Car il val tan qu'en la soa valor
Auri' assatz ad un emperador.

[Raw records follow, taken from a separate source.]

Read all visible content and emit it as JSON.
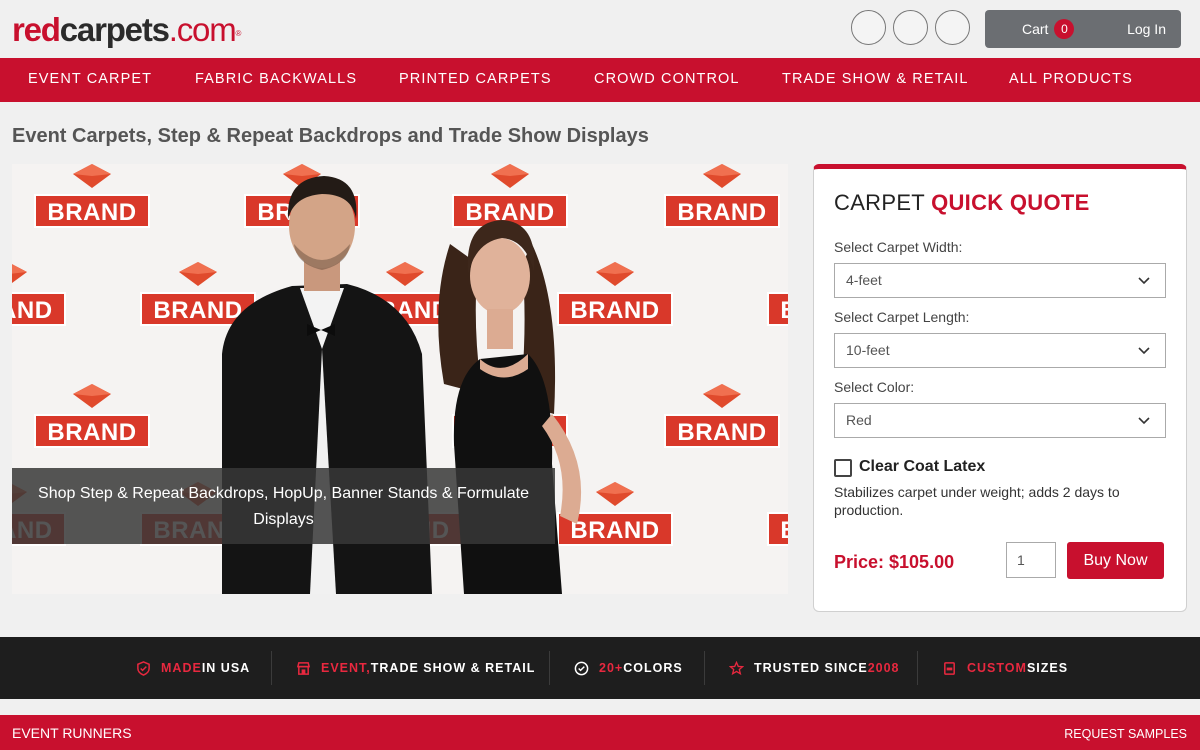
{
  "header": {
    "logo": {
      "part1": "red",
      "part2": "carpets",
      "part3": ".com",
      "mark": "®"
    },
    "icons": [
      "search-icon",
      "user-icon",
      "menu-icon"
    ],
    "cart_label": "Cart",
    "cart_count": "0",
    "login_label": "Log In"
  },
  "nav": {
    "items": [
      "EVENT CARPET",
      "FABRIC BACKWALLS",
      "PRINTED CARPETS",
      "CROWD CONTROL",
      "TRADE SHOW & RETAIL",
      "ALL PRODUCTS"
    ]
  },
  "page_title": "Event Carpets, Step & Repeat Backdrops and Trade Show Displays",
  "hero": {
    "backdrop_label": "BRAND",
    "caption": "Shop Step & Repeat Backdrops, HopUp, Banner Stands & Formulate Displays"
  },
  "quote": {
    "title_plain": "CARPET",
    "title_highlight": "QUICK QUOTE",
    "width_label": "Select Carpet Width:",
    "width_value": "4-feet",
    "length_label": "Select Carpet Length:",
    "length_value": "10-feet",
    "color_label": "Select Color:",
    "color_value": "Red",
    "option_label": "Clear Coat Latex",
    "option_desc": "Stabilizes carpet under weight; adds 2 days to production.",
    "price": "Price: $105.00",
    "quantity": "1",
    "buy_label": "Buy Now"
  },
  "features": [
    {
      "accent": "MADE",
      "rest": " IN USA",
      "icon": "shield-check-icon"
    },
    {
      "accent": "EVENT,",
      "rest": " TRADE SHOW & RETAIL",
      "icon": "store-icon"
    },
    {
      "accent": "20+",
      "rest": " COLORS",
      "icon": "check-circle-icon"
    },
    {
      "pre": "TRUSTED SINCE ",
      "accent": "2008",
      "icon": "star-icon"
    },
    {
      "accent": "CUSTOM",
      "rest": " SIZES",
      "icon": "ruler-icon"
    }
  ],
  "bottom_bar": {
    "left": "EVENT RUNNERS",
    "right": "REQUEST SAMPLES"
  },
  "colors": {
    "brand_red": "#c8102e",
    "dark_bar": "#1e1e1e",
    "account_gray": "#6b6e72"
  }
}
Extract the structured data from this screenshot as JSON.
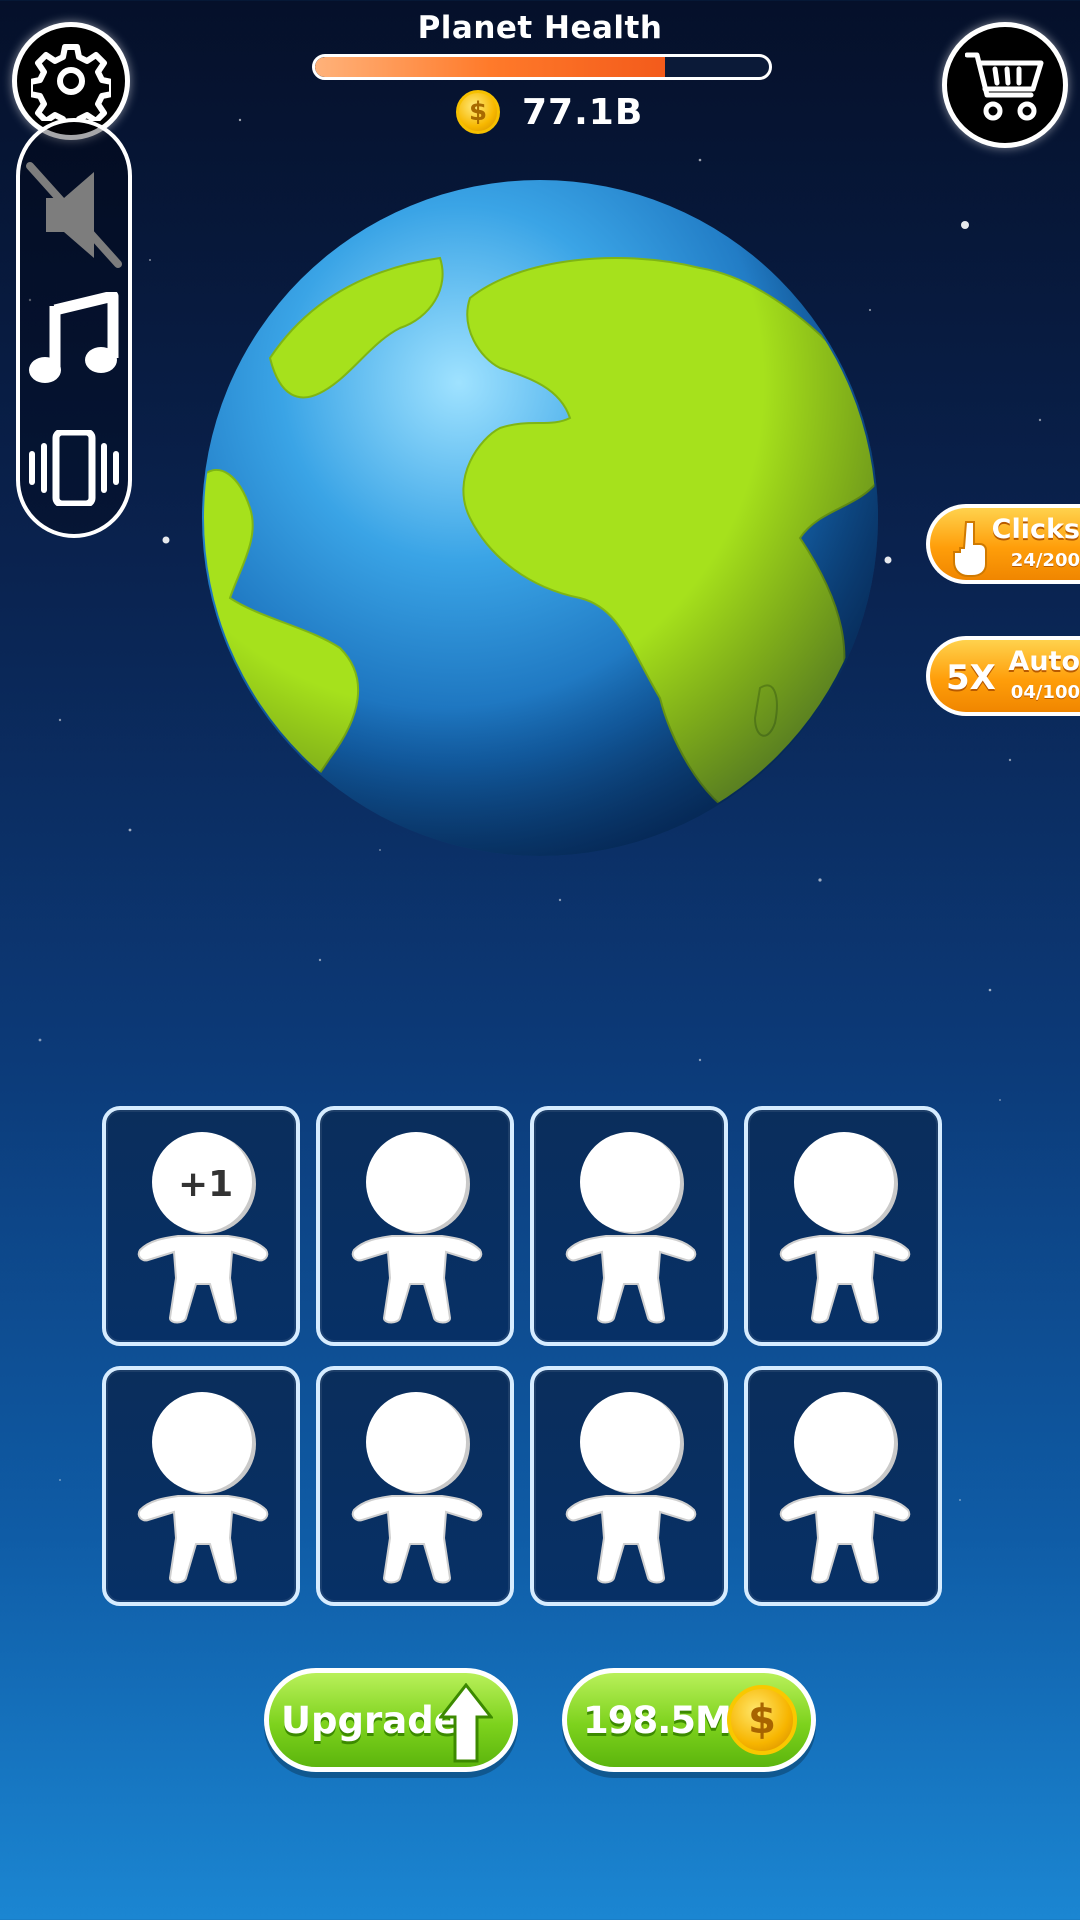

Even after the sacrifice of a major part of the possessions of the house, his son, Raymond VII., at his splendid Christmas court of 1244, conferred the honor of knighthood on no less than two hundred nobles. So far as matrimonial alliances can have weight, Raymond VI. was strengthened with them on every side, for he was of close kindred to the royal houses of Castile, Aragon, Navarre, France, and England. His fourth wife was Joan of England, whom he married in 1196 in pursuance of a favorable treaty with her brother Richard, thus relieving him of the enmity of that redoubtable warrior, who, as Duke of Aquitaine, had pressed his father hard. Yet that treaty with Richard gave secret offence to Philip Augustus, destined to bear bitter fruit thereafter. Almost at the same time he was liberated from another formidable hereditary foe by the death of Alonso II. of Aragon, whose large possessions and still larger pretensions in southern France had at times almost threatened the extinction of the house of Toulouse. With his successor, Pedro II., Raymond's relations were most friendly, cemented in 1200 by his marriage with Pedro's sister Eleanor, and in 1205 by the engagement of his young son, Raymond VII., with Pedro's infant daughter. Though the distant